Eskender McCoy ’14
Ecology and Evolutionary Biology
Tropical Forests as Carbon Sinks, Princeton University and Panama
As an intern in a Princeton Environmental Institute research laboratory, I worked to identify the effect that future carbon dioxide levels will have on the health and growth of both nitrogen fixing and non-nitrogen fixing tropical trees. Half of the summer I was working in a lab on the Princeton University campus. While there I spent my time preparing and analyzing plant and dirt samples (collected during last summer’s growing season) to identify how many nutrients were absorbed and where they were allocated within the plant. I spent the second half of my summer at a field site in Panama, collecting and processing plants that had been planted earlier in the year. Over the course of this internship I was given insight as to the way researchers design experiments in order to assess the future impact of climate change. I also gained hands-on knowledge of how to set up and maintain an experimental field site. This internship has not only given me experience and knowledge that will be invaluable to future work that I will undertake within my major, it has also reinforced my interest in ecological conservation and climate change.

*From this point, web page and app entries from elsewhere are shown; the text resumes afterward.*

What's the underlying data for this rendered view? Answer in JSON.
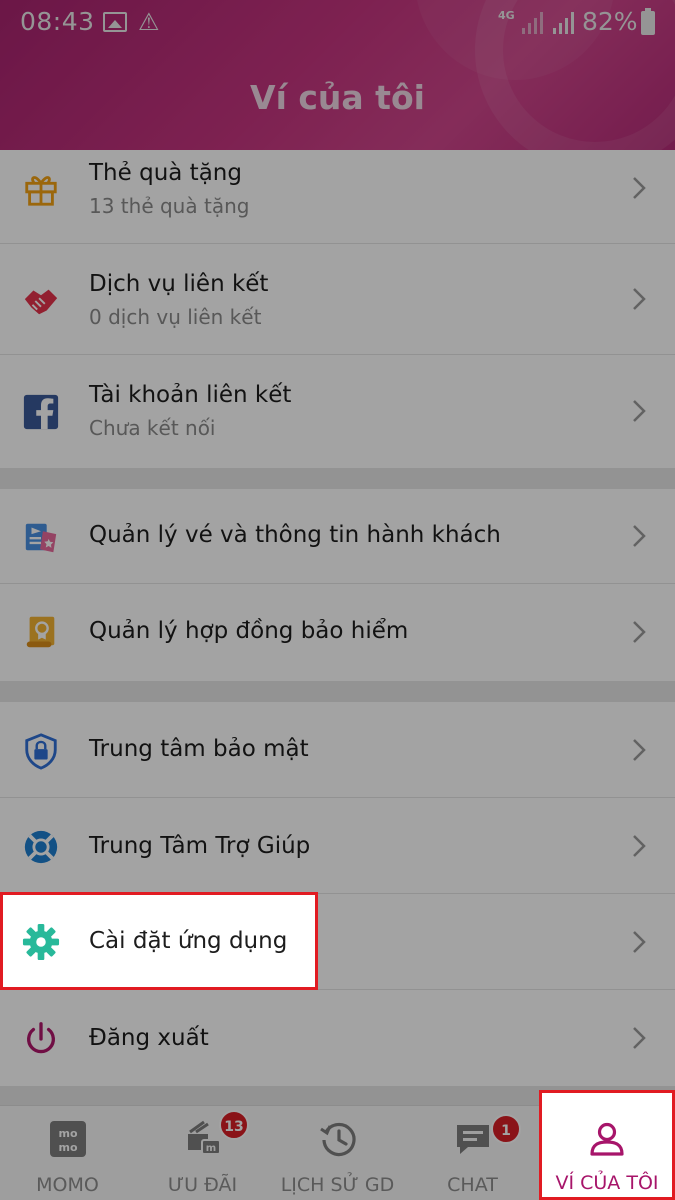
{
  "status_bar": {
    "time": "08:43",
    "network": "4G",
    "battery": "82%"
  },
  "header": {
    "title": "Ví của tôi"
  },
  "menu": {
    "group1": [
      {
        "title": "Thẻ quà tặng",
        "subtitle": "13 thẻ quà tặng",
        "icon": "gift-icon"
      },
      {
        "title": "Dịch vụ liên kết",
        "subtitle": "0 dịch vụ liên kết",
        "icon": "handshake-icon"
      },
      {
        "title": "Tài khoản liên kết",
        "subtitle": "Chưa kết nối",
        "icon": "facebook-icon"
      }
    ],
    "group2": [
      {
        "title": "Quản lý vé và thông tin hành khách",
        "icon": "ticket-icon"
      },
      {
        "title": "Quản lý hợp đồng bảo hiểm",
        "icon": "insurance-scroll-icon"
      }
    ],
    "group3": [
      {
        "title": "Trung tâm bảo mật",
        "icon": "shield-lock-icon"
      },
      {
        "title": "Trung Tâm Trợ Giúp",
        "icon": "lifebuoy-icon"
      },
      {
        "title": "Cài đặt ứng dụng",
        "icon": "gear-icon"
      },
      {
        "title": "Đăng xuất",
        "icon": "power-icon"
      }
    ]
  },
  "bottom_nav": [
    {
      "label": "MOMO",
      "icon": "momo-logo-icon"
    },
    {
      "label": "ƯU ĐÃI",
      "icon": "promo-icon",
      "badge": "13"
    },
    {
      "label": "LỊCH SỬ GD",
      "icon": "history-icon"
    },
    {
      "label": "CHAT",
      "icon": "chat-icon",
      "badge": "1"
    },
    {
      "label": "VÍ CỦA TÔI",
      "icon": "user-icon",
      "active": true
    }
  ],
  "colors": {
    "brand": "#a8246f",
    "highlight_border": "#e11b22",
    "badge": "#d81f26"
  }
}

Climate and Energy
Princeton University, STRI, Princeton, NJ. Gamboa and Barro Colorado, Panama
David Medvigy, Assistant Professor, Geosciences